● Data supplied:
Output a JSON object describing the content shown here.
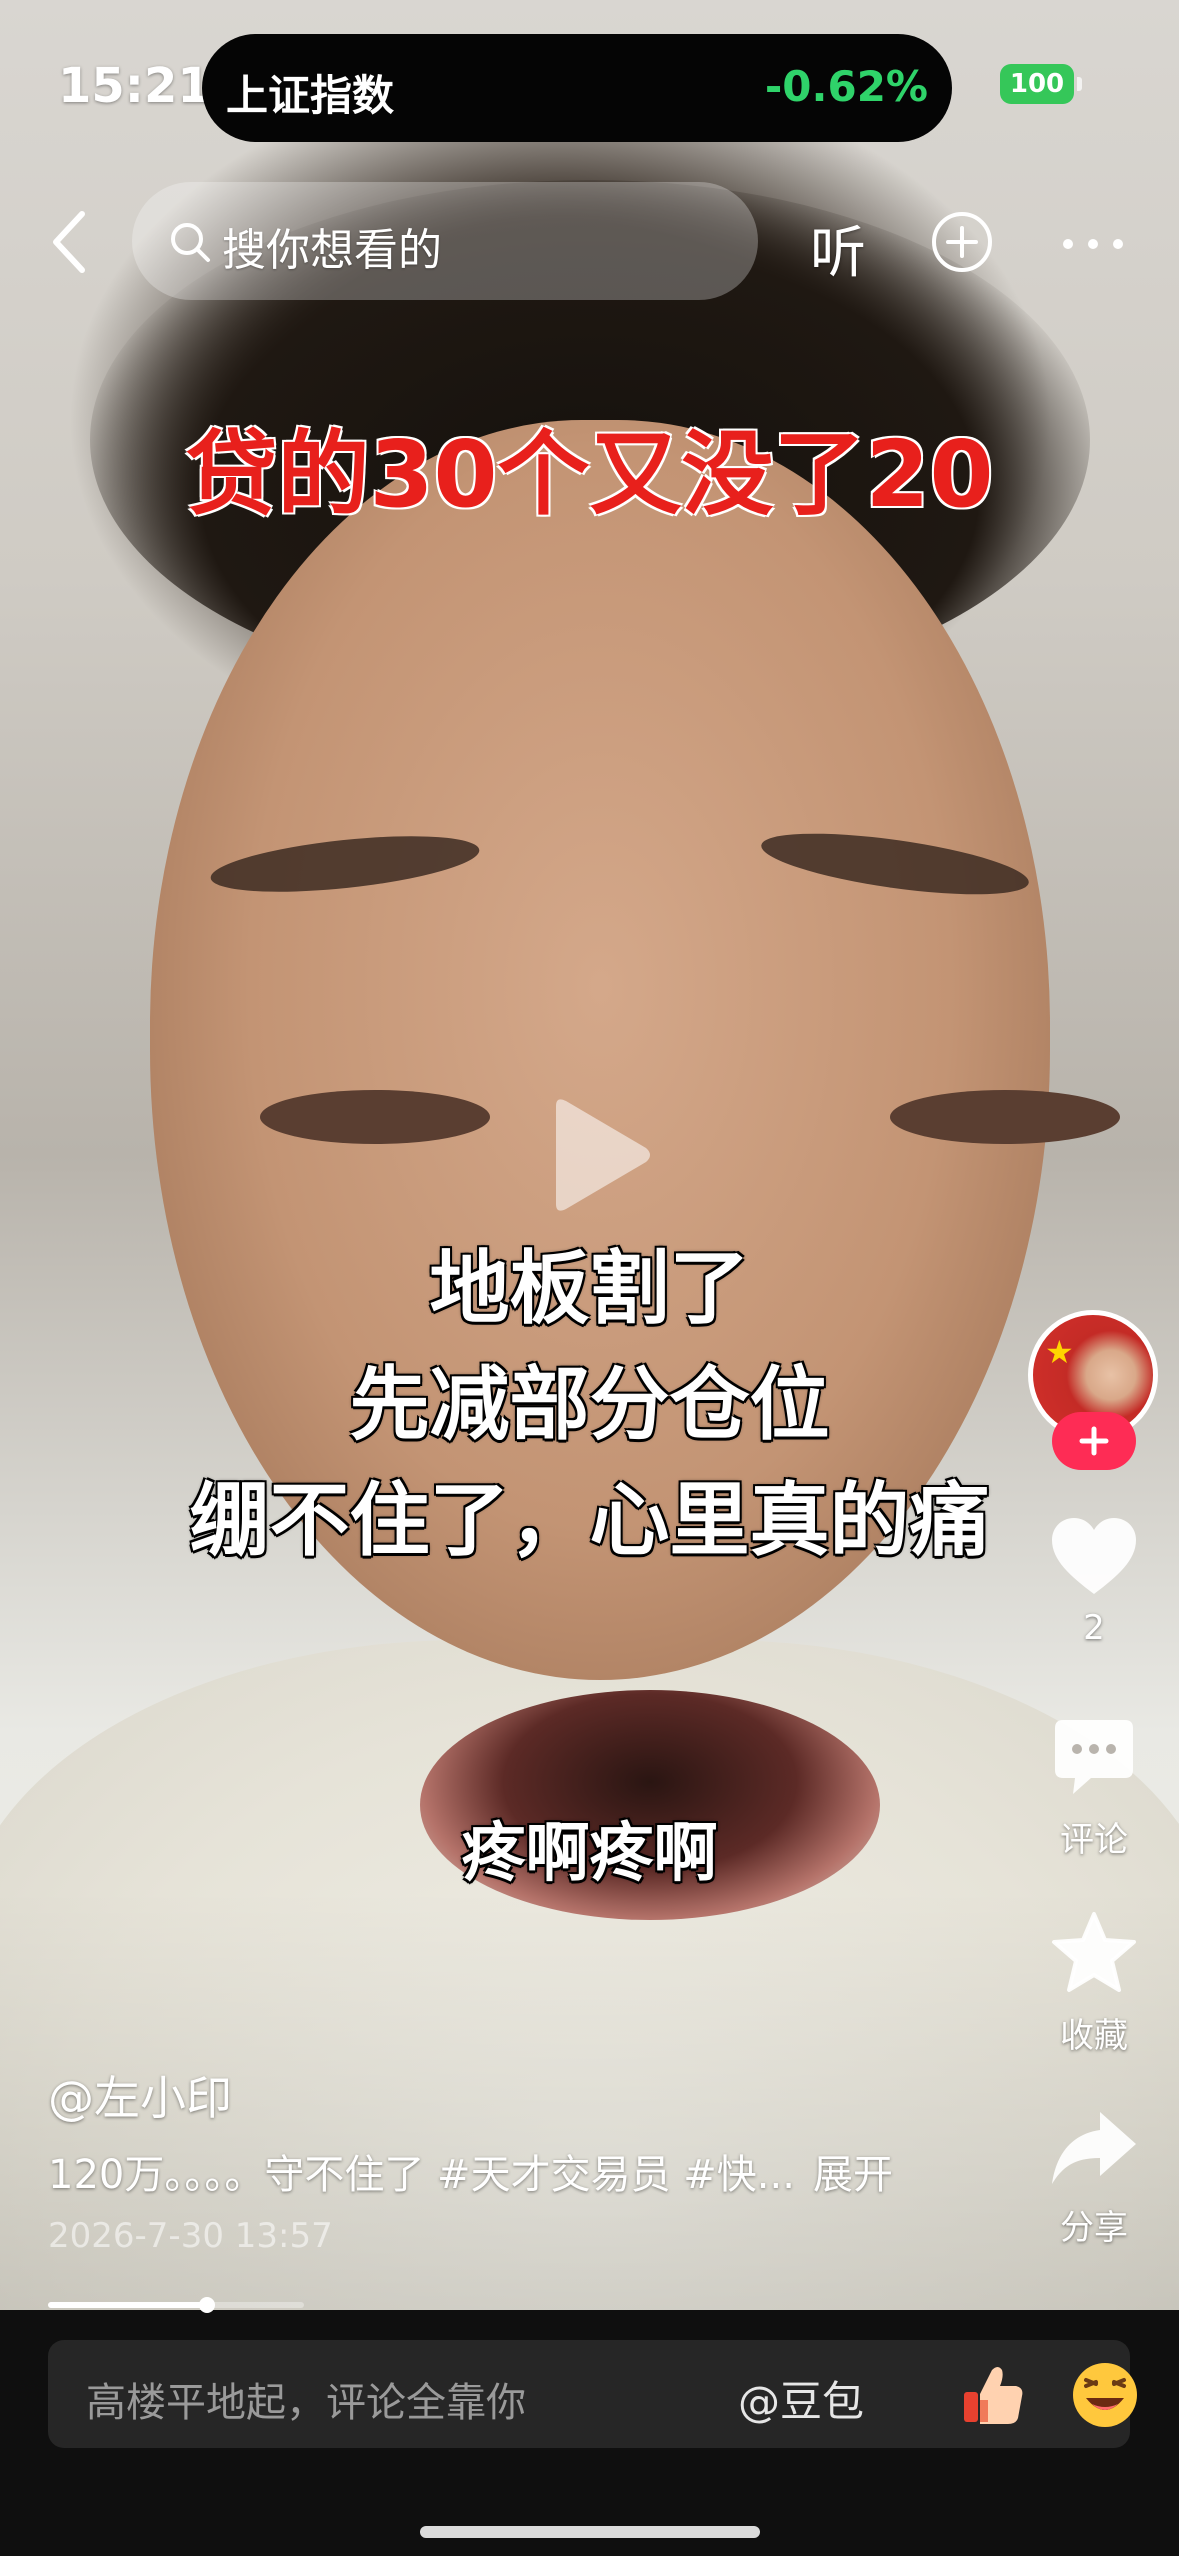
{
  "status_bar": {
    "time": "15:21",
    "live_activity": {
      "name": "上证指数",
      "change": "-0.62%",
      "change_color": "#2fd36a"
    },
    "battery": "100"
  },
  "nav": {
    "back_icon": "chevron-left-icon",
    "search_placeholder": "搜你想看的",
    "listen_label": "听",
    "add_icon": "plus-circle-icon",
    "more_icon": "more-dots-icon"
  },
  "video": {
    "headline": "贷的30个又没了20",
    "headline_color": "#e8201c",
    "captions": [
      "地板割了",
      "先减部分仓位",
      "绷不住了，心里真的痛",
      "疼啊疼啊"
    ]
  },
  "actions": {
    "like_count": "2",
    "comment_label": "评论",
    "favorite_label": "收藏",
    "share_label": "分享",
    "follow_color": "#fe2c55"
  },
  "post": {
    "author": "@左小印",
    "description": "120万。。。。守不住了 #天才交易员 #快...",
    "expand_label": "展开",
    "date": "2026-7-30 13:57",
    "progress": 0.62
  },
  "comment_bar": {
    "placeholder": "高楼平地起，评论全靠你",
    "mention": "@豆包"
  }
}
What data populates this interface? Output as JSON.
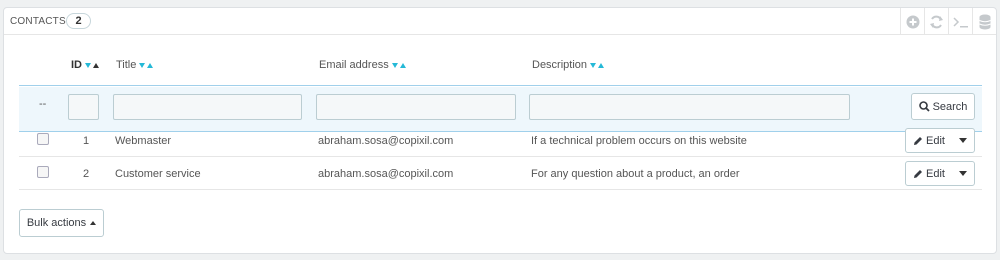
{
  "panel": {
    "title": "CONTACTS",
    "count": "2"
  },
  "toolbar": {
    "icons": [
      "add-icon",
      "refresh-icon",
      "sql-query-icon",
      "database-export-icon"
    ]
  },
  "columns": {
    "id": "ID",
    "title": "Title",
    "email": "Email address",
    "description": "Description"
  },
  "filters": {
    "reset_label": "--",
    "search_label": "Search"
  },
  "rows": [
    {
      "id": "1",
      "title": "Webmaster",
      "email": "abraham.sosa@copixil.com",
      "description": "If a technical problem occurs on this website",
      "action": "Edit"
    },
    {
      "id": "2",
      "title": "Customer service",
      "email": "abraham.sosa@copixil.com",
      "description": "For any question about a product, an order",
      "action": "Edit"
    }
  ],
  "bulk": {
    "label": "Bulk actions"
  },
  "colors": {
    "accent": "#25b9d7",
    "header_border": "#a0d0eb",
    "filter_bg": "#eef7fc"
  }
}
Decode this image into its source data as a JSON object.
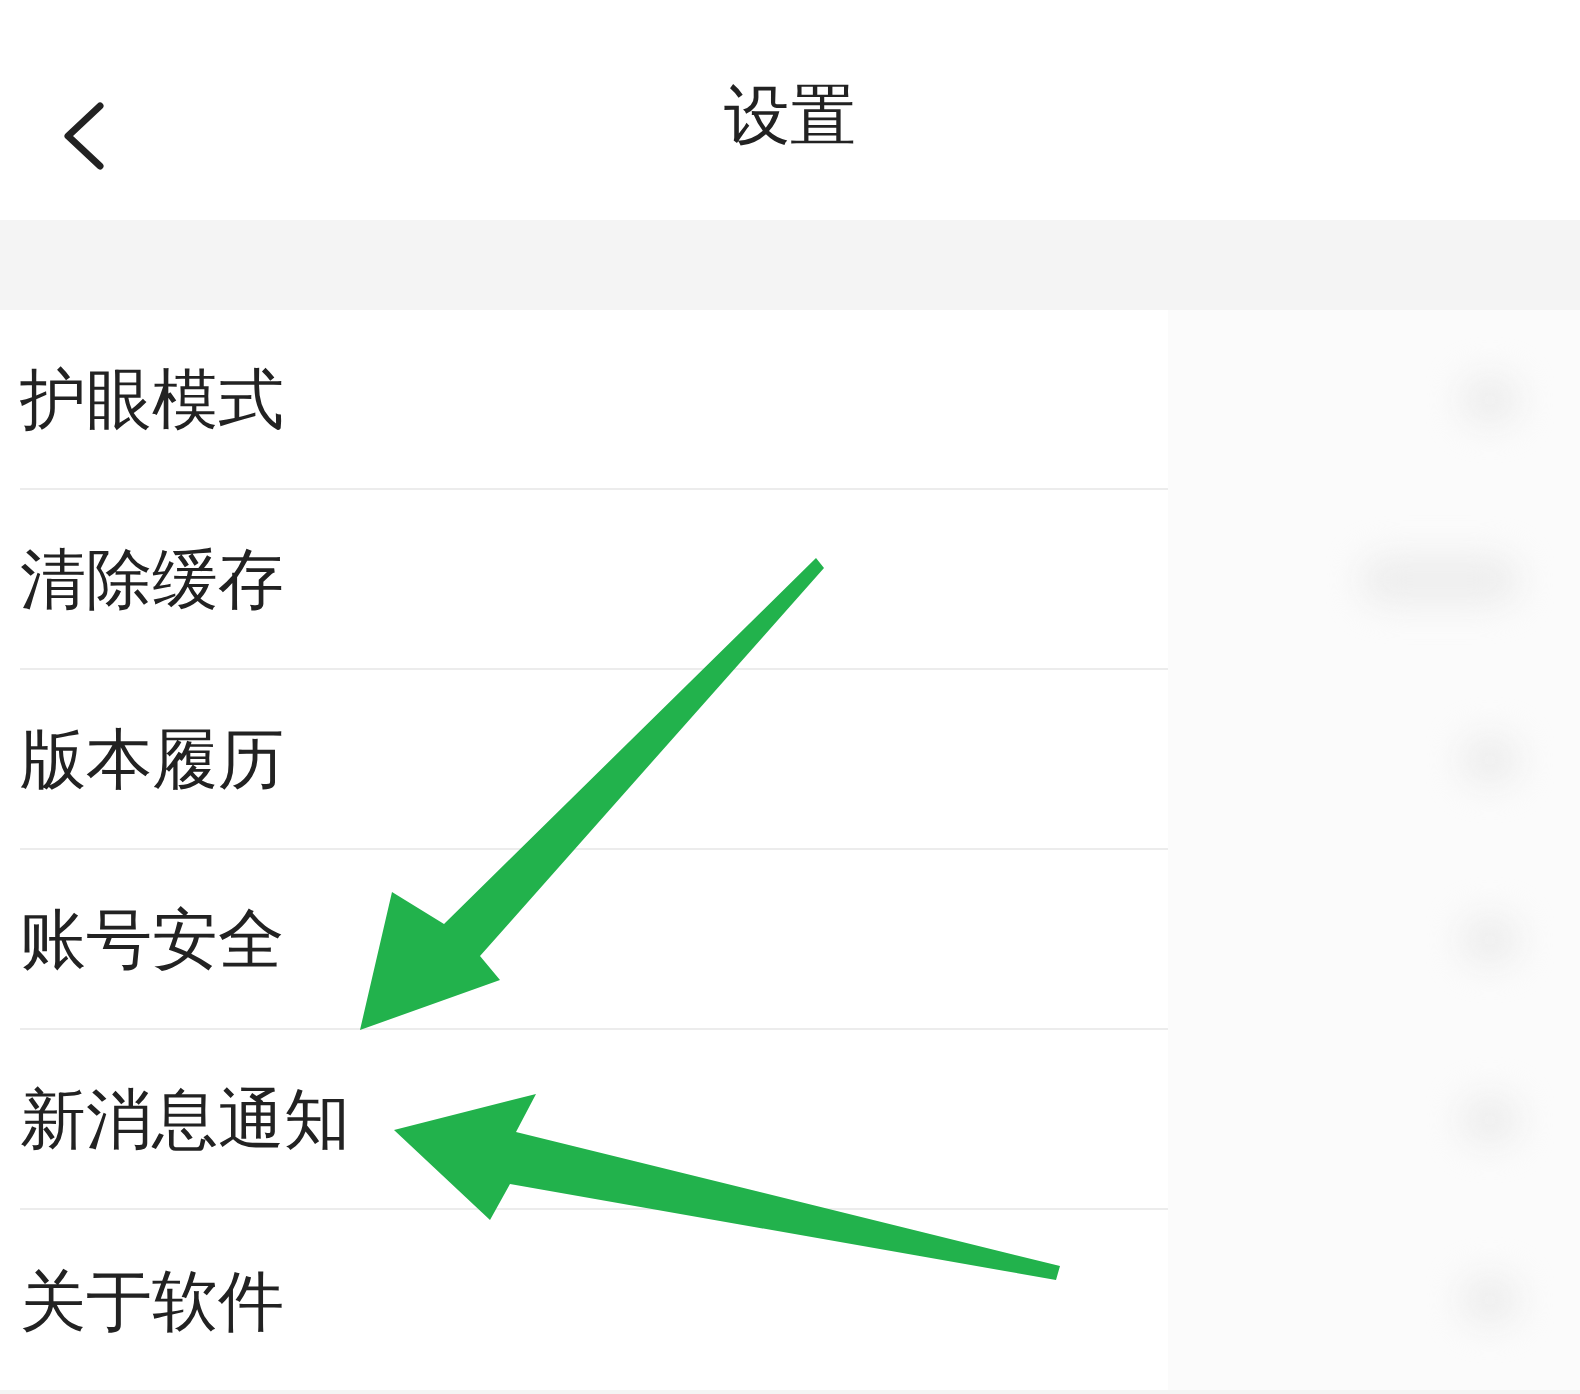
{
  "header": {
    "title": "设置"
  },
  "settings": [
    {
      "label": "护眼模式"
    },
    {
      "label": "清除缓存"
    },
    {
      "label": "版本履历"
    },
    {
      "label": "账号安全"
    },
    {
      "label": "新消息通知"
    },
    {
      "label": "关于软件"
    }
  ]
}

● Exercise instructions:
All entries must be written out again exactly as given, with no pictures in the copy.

● Answer for this exercise:
Output a JSON object describing the content shown here.
{
  "status_bar": {
    "time": "15:21",
    "live_activity": {
      "name": "上证指数",
      "change": "-0.62%",
      "change_color": "#2fd36a"
    },
    "battery": "100"
  },
  "nav": {
    "back_icon": "chevron-left-icon",
    "search_placeholder": "搜你想看的",
    "listen_label": "听",
    "add_icon": "plus-circle-icon",
    "more_icon": "more-dots-icon"
  },
  "video": {
    "headline": "贷的30个又没了20",
    "headline_color": "#e8201c",
    "captions": [
      "地板割了",
      "先减部分仓位",
      "绷不住了，心里真的痛",
      "疼啊疼啊"
    ]
  },
  "actions": {
    "like_count": "2",
    "comment_label": "评论",
    "favorite_label": "收藏",
    "share_label": "分享",
    "follow_color": "#fe2c55"
  },
  "post": {
    "author": "@左小印",
    "description": "120万。。。。守不住了 #天才交易员 #快...",
    "expand_label": "展开",
    "date": "2026-7-30 13:57",
    "progress": 0.62
  },
  "comment_bar": {
    "placeholder": "高楼平地起，评论全靠你",
    "mention": "@豆包"
  }
}
What data populates this interface? Output as JSON.
{
  "panel": {
    "title": "CONTACTS",
    "count": "2"
  },
  "toolbar": {
    "icons": [
      "add-icon",
      "refresh-icon",
      "sql-query-icon",
      "database-export-icon"
    ]
  },
  "columns": {
    "id": "ID",
    "title": "Title",
    "email": "Email address",
    "description": "Description"
  },
  "filters": {
    "reset_label": "--",
    "search_label": "Search"
  },
  "rows": [
    {
      "id": "1",
      "title": "Webmaster",
      "email": "abraham.sosa@copixil.com",
      "description": "If a technical problem occurs on this website",
      "action": "Edit"
    },
    {
      "id": "2",
      "title": "Customer service",
      "email": "abraham.sosa@copixil.com",
      "description": "For any question about a product, an order",
      "action": "Edit"
    }
  ],
  "bulk": {
    "label": "Bulk actions"
  },
  "colors": {
    "accent": "#25b9d7",
    "header_border": "#a0d0eb",
    "filter_bg": "#eef7fc"
  }
}
Decode this image into its source data as a JSON object.
{
  "header": {
    "title": "设置"
  },
  "settings": [
    {
      "label": "护眼模式"
    },
    {
      "label": "清除缓存"
    },
    {
      "label": "版本履历"
    },
    {
      "label": "账号安全"
    },
    {
      "label": "新消息通知"
    },
    {
      "label": "关于软件"
    }
  ]
}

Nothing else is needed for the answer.